Other talking points concern prospects for the Smith regime in Salisbury. There are many who think that this will be 'the first white egg in the box of minority regimes to break'. Internal dissensions appear to be a very real problem for Smith. His defence forces stretched to their full capacity have had to seek help from the army of the Republic of South Africa. His blacks in the army are rebelling against the savagery of the detention camps into which their 'brothers' are being herded. The White Rhodesian officers are finding that it's not like world war two, and the good old days' of the Alamein campaign. Many whites are territorials and insufficiently trained or motivated to cope with the dedication of ZANU's and ZAPU's forces. There is also dissension between the South African troops and the Rhodesians. Rhodesians are less professional as soldiers, but it is the South Africans who are suffering most of the casualties along the borders. The arrogance of the Afrikaaner does not go down well with the arrogance of the white Rhodesian settlers, the Rhodesians considering themselves a cut above the Boers socially.
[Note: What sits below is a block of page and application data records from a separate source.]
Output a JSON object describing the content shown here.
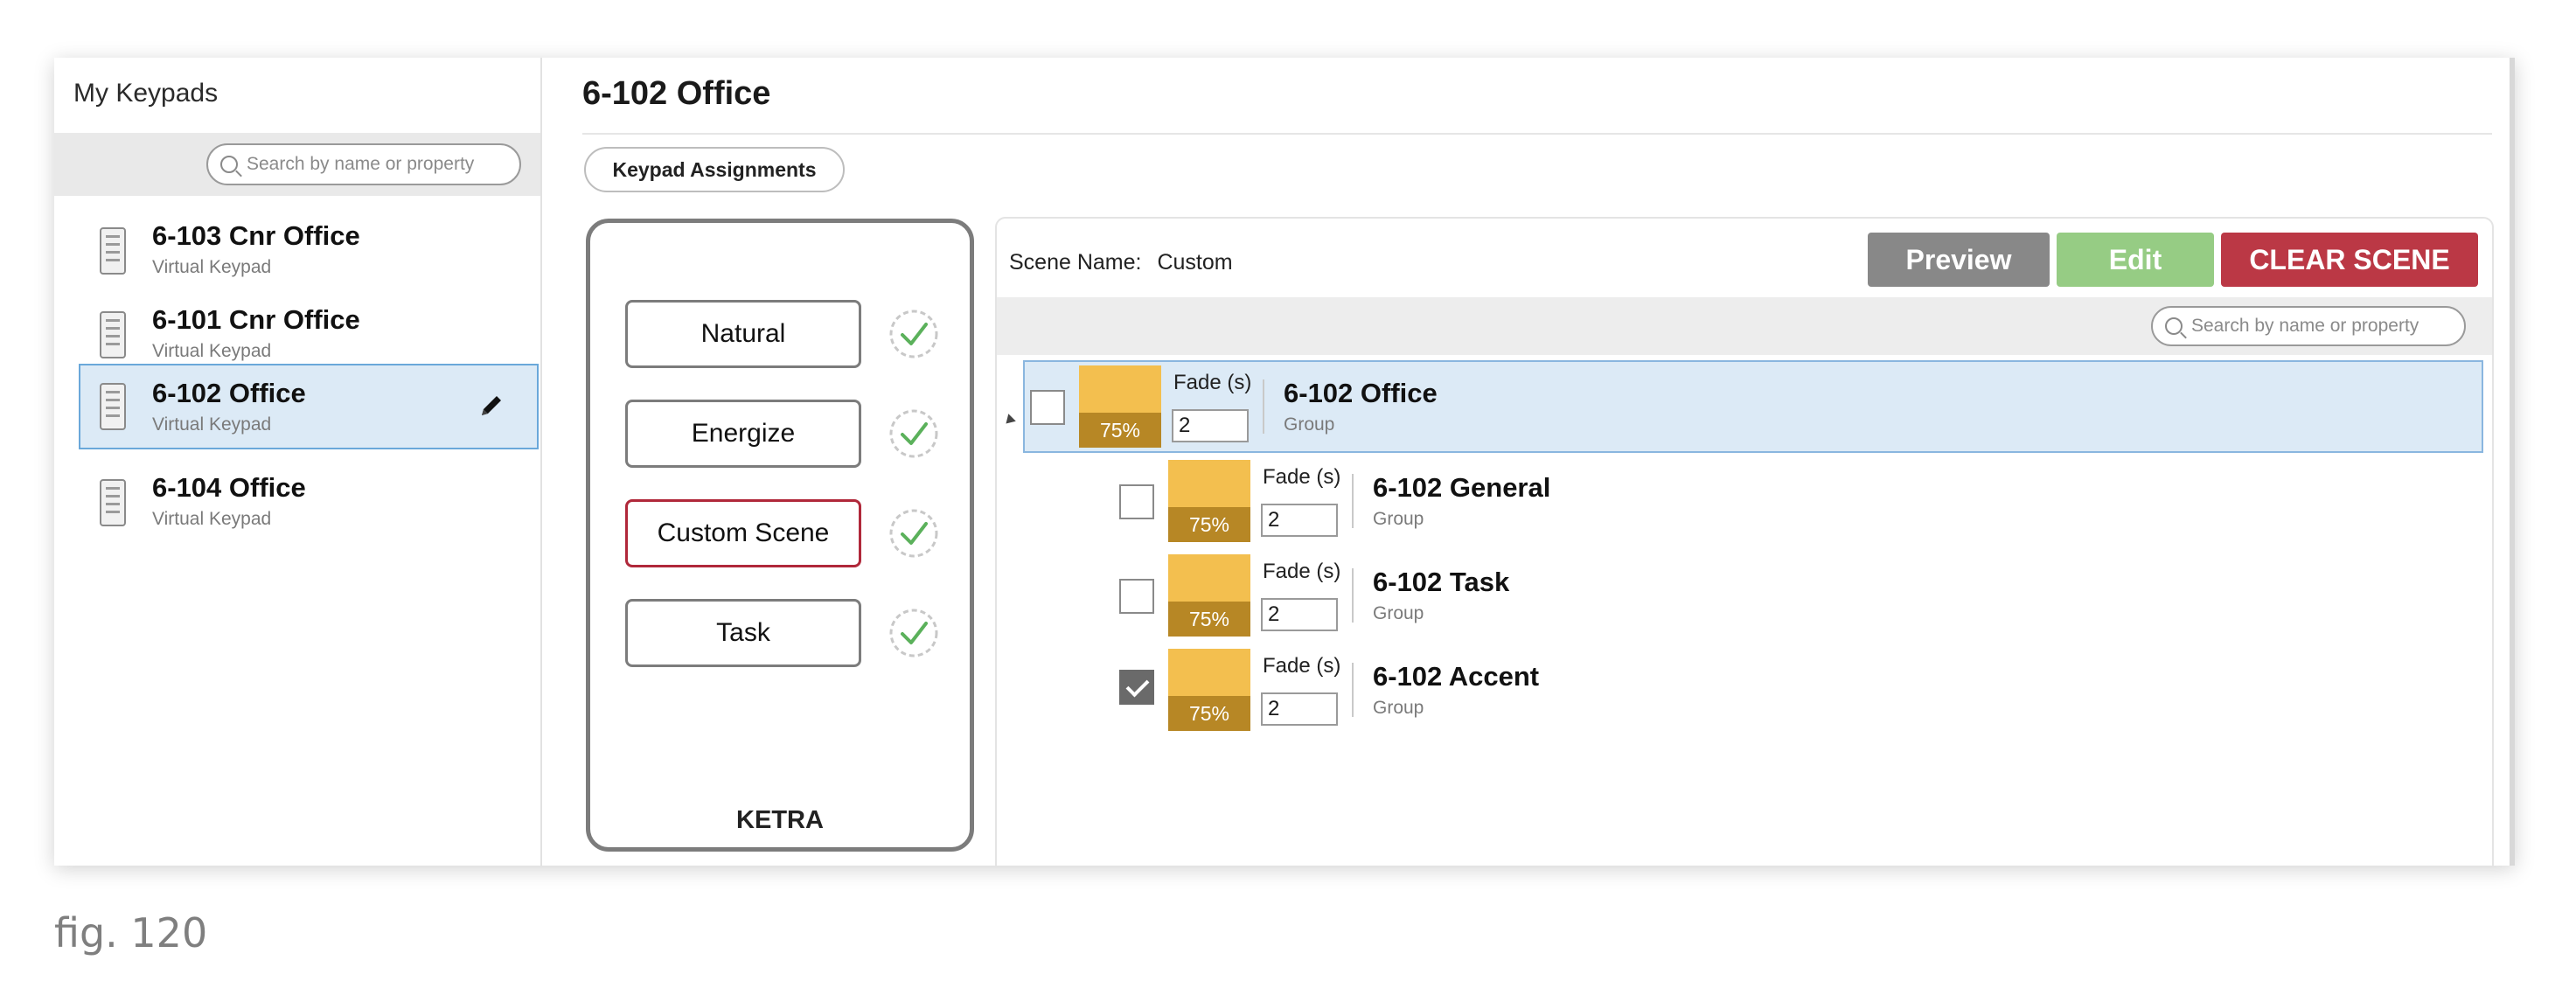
{
  "sidebar": {
    "title": "My Keypads",
    "search_placeholder": "Search by name or property",
    "items": [
      {
        "name": "6-103 Cnr Office",
        "type": "Virtual Keypad"
      },
      {
        "name": "6-101 Cnr Office",
        "type": "Virtual Keypad"
      },
      {
        "name": "6-102 Office",
        "type": "Virtual Keypad"
      },
      {
        "name": "6-104 Office",
        "type": "Virtual Keypad"
      }
    ]
  },
  "main": {
    "title": "6-102 Office",
    "assignments_button": "Keypad Assignments"
  },
  "keypad": {
    "buttons": [
      "Natural",
      "Energize",
      "Custom Scene",
      "Task"
    ],
    "brand": "KETRA"
  },
  "scene": {
    "name_label": "Scene Name:",
    "name_value": "Custom",
    "preview_label": "Preview",
    "edit_label": "Edit",
    "clear_label": "CLEAR SCENE",
    "search_placeholder": "Search by name or property",
    "groups": [
      {
        "name": "6-102 Office",
        "type": "Group",
        "level": "75%",
        "fade_label": "Fade (s)",
        "fade": "2",
        "checked": false
      },
      {
        "name": "6-102 General",
        "type": "Group",
        "level": "75%",
        "fade_label": "Fade (s)",
        "fade": "2",
        "checked": false
      },
      {
        "name": "6-102 Task",
        "type": "Group",
        "level": "75%",
        "fade_label": "Fade (s)",
        "fade": "2",
        "checked": false
      },
      {
        "name": "6-102 Accent",
        "type": "Group",
        "level": "75%",
        "fade_label": "Fade (s)",
        "fade": "2",
        "checked": true
      }
    ]
  },
  "colors": {
    "selection": "#dceaf6",
    "preview": "#888888",
    "edit": "#96cc84",
    "clear": "#bb3845",
    "swatch": "#f3bf4f",
    "swatch_dark": "#b78725",
    "active_border": "#b0283a"
  },
  "caption": "fig. 120"
}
Sanctions too are hurting the Smith regime, say the Lusakans. Rhodesia is in need of new agricultural machinery, and its mining equipment is worn and outmoded. The oil embargo is having a drastic effect on the economy. Smith must compromise. He is being pressured by all sides for compromise with Bishop Muzorewa. The British have a catastrophic economic problem on their hands and do not wish to bolster Smith any more: the South Africans have not forgiven him for the border closure without prior consultation with them, the Portuguese have many reservations about the operations of guerrilla parties of freedom fighters from inside Smith's borders. All the white regimes resent the spotlight that the border closure focused on Southern Africa, and on Kenneth Kaunda's methods to to alleviate the situation. A calm face was a major effort of the South African Publicity and Propaganda Department.